START Records provided
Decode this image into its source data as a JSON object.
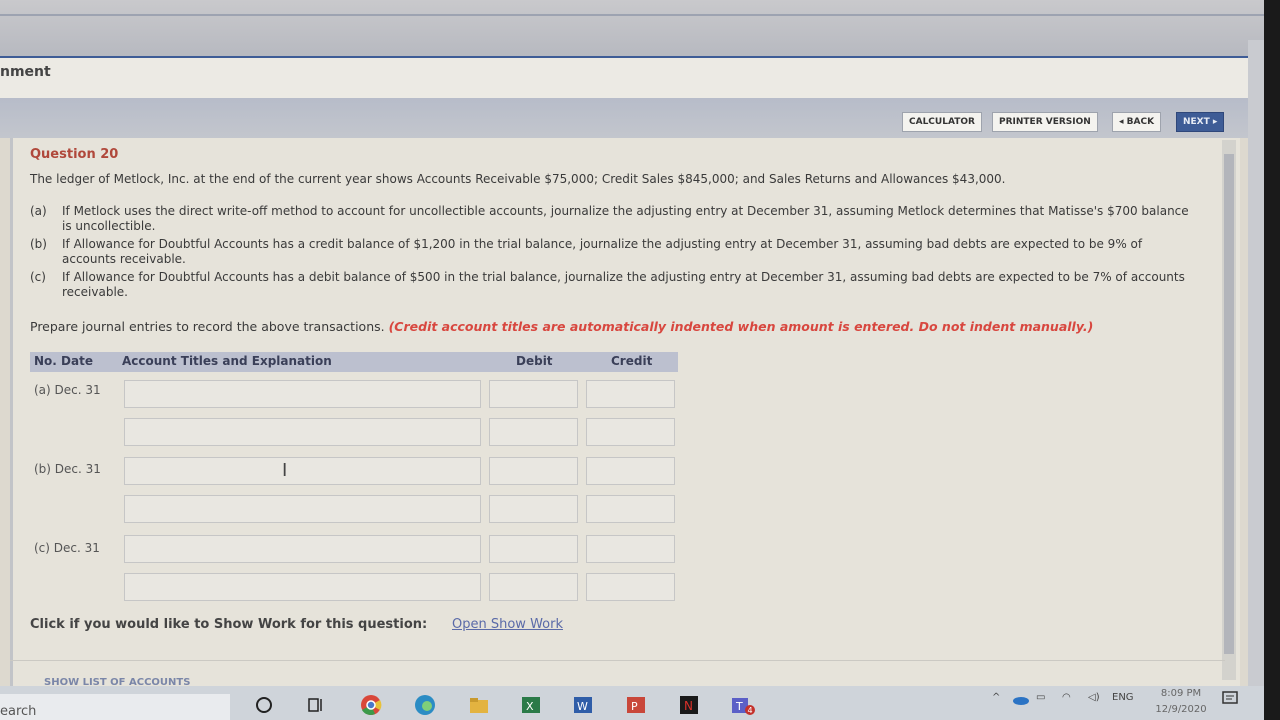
{
  "window": {
    "title_fragment": "nment"
  },
  "toolbar": {
    "calculator": "CALCULATOR",
    "printer": "PRINTER VERSION",
    "back": "◂ BACK",
    "next": "NEXT ▸"
  },
  "question": {
    "title": "Question 20",
    "text": "The ledger of Metlock, Inc. at the end of the current year shows Accounts Receivable $75,000; Credit Sales $845,000; and Sales Returns and Allowances $43,000.",
    "parts": [
      {
        "label": "(a)",
        "text": "If Metlock uses the direct write-off method to account for uncollectible accounts, journalize the adjusting entry at December 31, assuming Metlock determines that Matisse's $700 balance is uncollectible."
      },
      {
        "label": "(b)",
        "text": "If Allowance for Doubtful Accounts has a credit balance of $1,200 in the trial balance, journalize the adjusting entry at December 31, assuming bad debts are expected to be 9% of accounts receivable."
      },
      {
        "label": "(c)",
        "text": "If Allowance for Doubtful Accounts has a debit balance of $500 in the trial balance, journalize the adjusting entry at December 31, assuming bad debts are expected to be 7% of accounts receivable."
      }
    ],
    "instruction": "Prepare journal entries to record the above transactions.",
    "instruction_note": "(Credit account titles are automatically indented when amount is entered. Do not indent manually.)"
  },
  "journal": {
    "headers": {
      "no_date": "No. Date",
      "account": "Account Titles and Explanation",
      "debit": "Debit",
      "credit": "Credit"
    },
    "entries": [
      {
        "label": "(a)  Dec. 31"
      },
      {
        "label": "(b)  Dec. 31"
      },
      {
        "label": "(c)  Dec. 31"
      }
    ]
  },
  "show_work": {
    "prompt": "Click if you would like to Show Work for this question:",
    "link": "Open Show Work"
  },
  "footer": {
    "show_list": "SHOW LIST OF ACCOUNTS"
  },
  "taskbar": {
    "search_fragment": "earch",
    "lang": "ENG",
    "time": "8:09 PM",
    "date": "12/9/2020",
    "icons": [
      "cortana-icon",
      "task-view-icon",
      "chrome-icon",
      "edge-icon",
      "explorer-icon",
      "excel-icon",
      "word-icon",
      "powerpoint-icon",
      "netflix-icon",
      "teams-icon"
    ],
    "teams_badge": "4"
  }
}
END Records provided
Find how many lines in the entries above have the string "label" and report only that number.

Answer to this problem - 6